● **Directions**: Scan the records for the string "this"; copy each line where it occurs.

● **Information provided**:
BEGIN

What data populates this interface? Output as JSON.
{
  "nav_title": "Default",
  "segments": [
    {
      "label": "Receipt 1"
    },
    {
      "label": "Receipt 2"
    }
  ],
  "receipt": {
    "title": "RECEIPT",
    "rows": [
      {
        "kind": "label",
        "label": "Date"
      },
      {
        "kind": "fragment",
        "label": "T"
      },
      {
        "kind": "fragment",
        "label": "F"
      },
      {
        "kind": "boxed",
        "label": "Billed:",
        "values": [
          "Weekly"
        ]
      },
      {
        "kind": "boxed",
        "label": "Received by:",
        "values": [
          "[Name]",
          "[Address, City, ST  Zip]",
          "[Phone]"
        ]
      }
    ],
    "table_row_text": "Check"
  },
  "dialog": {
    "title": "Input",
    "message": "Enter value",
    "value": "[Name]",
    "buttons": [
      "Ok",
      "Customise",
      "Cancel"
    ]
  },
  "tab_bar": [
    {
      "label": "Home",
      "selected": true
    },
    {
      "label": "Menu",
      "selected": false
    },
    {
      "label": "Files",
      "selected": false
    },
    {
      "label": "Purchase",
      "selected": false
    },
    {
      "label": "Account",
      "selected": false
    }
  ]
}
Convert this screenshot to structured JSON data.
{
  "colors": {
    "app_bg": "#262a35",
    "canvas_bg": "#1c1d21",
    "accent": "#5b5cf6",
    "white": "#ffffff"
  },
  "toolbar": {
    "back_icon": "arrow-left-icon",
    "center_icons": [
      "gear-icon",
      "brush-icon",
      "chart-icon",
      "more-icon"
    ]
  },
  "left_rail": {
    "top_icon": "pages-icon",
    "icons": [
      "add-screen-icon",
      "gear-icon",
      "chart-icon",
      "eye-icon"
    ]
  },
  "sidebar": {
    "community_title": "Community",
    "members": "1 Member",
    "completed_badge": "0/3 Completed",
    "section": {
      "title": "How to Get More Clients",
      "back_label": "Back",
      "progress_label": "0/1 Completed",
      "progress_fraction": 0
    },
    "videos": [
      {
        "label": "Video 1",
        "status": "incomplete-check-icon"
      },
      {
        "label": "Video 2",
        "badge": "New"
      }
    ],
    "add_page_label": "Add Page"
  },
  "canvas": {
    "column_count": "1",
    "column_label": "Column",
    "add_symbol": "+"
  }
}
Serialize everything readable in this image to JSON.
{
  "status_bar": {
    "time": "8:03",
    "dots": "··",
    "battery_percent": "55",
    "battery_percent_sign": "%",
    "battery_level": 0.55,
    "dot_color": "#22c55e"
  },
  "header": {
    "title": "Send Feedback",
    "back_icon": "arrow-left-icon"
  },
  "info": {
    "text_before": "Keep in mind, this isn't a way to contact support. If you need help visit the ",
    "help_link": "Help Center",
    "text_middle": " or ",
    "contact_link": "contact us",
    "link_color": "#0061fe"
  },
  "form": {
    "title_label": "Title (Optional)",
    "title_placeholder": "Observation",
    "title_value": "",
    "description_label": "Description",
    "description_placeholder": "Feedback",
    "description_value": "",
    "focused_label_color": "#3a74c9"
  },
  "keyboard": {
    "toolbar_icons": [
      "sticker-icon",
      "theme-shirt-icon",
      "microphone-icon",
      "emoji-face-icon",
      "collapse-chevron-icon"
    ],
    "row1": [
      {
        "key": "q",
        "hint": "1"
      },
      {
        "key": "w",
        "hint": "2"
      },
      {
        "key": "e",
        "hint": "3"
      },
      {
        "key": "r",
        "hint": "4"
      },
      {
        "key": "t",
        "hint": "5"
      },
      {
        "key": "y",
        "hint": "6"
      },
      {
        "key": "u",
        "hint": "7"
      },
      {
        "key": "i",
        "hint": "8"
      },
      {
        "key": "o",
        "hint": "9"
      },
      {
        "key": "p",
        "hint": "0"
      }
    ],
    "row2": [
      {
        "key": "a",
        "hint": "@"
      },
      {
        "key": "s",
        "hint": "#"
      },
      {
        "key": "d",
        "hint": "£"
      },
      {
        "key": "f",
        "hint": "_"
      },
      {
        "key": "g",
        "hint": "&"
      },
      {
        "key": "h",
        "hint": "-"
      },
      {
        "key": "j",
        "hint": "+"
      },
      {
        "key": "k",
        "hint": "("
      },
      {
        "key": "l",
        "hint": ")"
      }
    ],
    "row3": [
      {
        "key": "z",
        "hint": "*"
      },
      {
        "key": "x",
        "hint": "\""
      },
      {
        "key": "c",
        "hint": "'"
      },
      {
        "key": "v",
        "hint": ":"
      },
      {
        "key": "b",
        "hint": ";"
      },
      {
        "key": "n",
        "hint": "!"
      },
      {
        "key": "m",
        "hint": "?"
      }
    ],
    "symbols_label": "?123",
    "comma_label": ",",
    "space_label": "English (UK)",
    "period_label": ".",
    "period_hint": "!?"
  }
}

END

● **Written response**:
What data populates this interface? Output as JSON.
Convert this screenshot to structured JSON data.
Serialize everything readable in this image to JSON.
    "text_before": "Keep in mind, this isn't a way to contact support. If you need help visit the ",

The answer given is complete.